=== Section Start ===
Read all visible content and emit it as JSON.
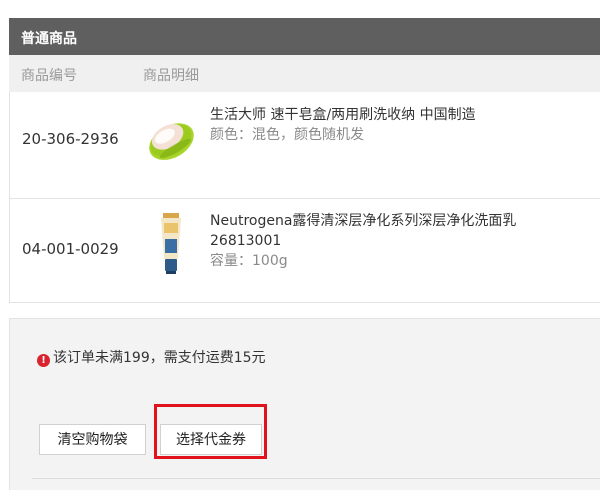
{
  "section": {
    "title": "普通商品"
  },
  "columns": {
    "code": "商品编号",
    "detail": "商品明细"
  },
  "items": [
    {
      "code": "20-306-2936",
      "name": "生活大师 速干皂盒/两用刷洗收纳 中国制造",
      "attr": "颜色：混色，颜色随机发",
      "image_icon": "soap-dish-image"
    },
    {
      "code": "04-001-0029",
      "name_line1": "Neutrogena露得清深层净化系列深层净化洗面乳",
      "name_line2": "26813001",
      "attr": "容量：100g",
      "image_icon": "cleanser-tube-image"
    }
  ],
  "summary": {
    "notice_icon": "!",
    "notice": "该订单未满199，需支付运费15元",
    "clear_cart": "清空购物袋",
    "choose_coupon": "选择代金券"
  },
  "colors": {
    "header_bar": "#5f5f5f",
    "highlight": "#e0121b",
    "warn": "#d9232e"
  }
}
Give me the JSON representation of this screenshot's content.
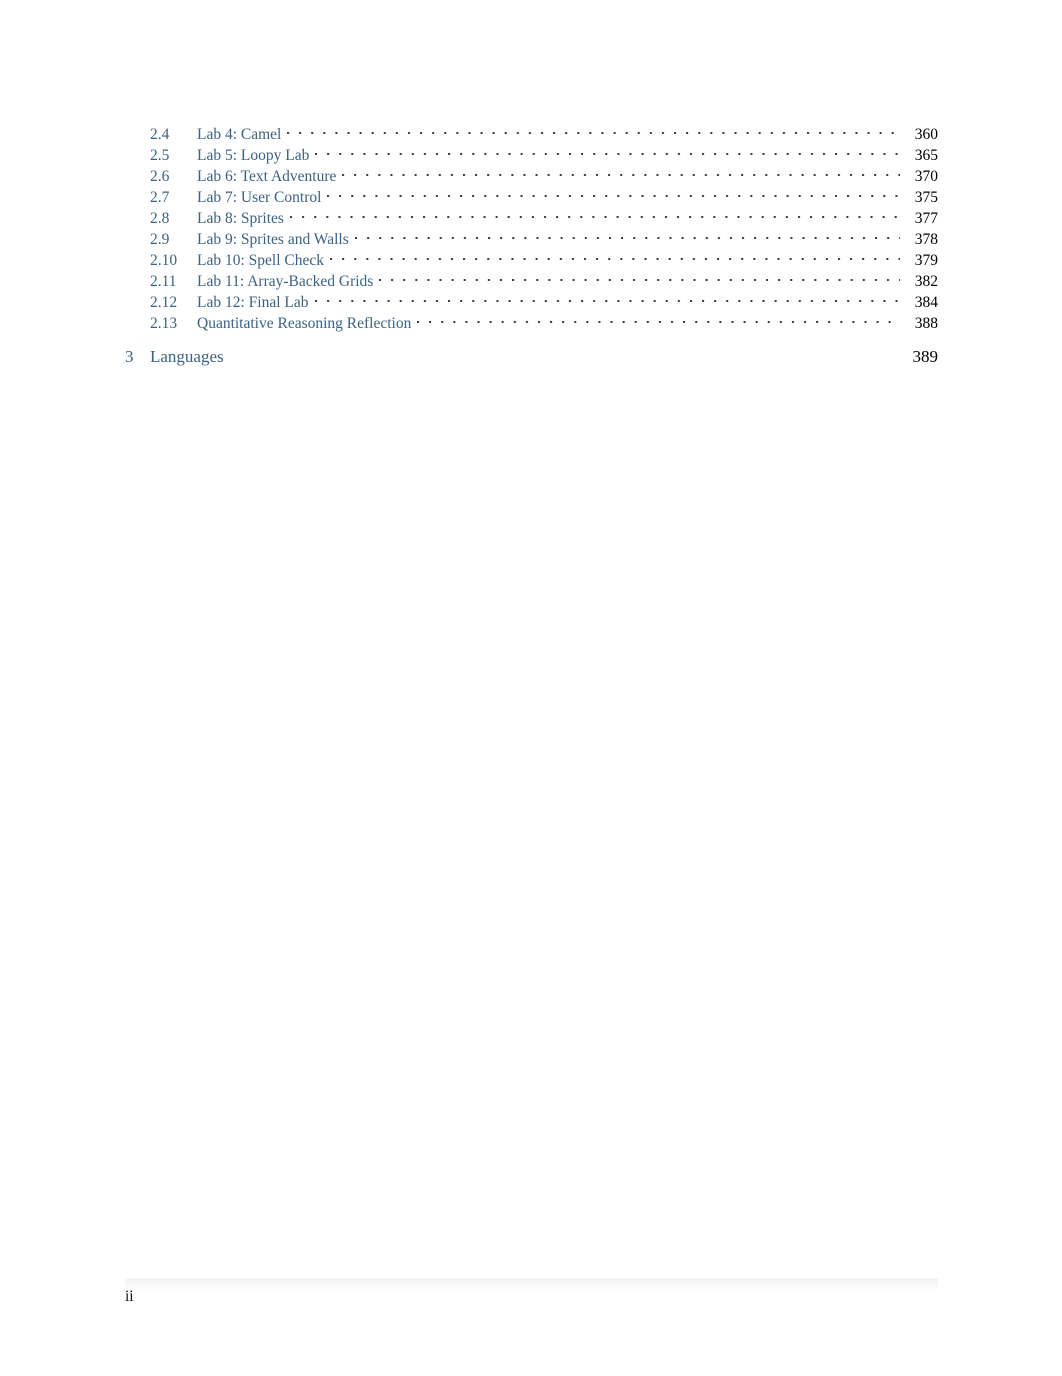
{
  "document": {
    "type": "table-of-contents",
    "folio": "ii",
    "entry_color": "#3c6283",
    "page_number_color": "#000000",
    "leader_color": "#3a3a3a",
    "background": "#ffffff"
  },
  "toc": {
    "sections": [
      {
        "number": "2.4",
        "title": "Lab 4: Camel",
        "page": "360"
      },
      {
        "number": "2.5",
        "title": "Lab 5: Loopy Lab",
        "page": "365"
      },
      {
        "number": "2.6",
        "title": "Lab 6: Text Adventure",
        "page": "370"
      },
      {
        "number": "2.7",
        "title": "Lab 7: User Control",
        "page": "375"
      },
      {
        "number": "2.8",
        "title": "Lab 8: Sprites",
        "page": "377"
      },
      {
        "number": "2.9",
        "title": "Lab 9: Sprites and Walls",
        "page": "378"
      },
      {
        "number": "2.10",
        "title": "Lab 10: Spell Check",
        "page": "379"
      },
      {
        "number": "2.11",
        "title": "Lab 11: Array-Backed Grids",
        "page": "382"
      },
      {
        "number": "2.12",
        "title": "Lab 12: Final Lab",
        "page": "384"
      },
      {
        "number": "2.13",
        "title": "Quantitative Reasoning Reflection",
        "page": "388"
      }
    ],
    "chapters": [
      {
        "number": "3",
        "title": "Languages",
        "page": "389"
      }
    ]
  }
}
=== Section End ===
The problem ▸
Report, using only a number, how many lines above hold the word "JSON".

Expected answer ▸
2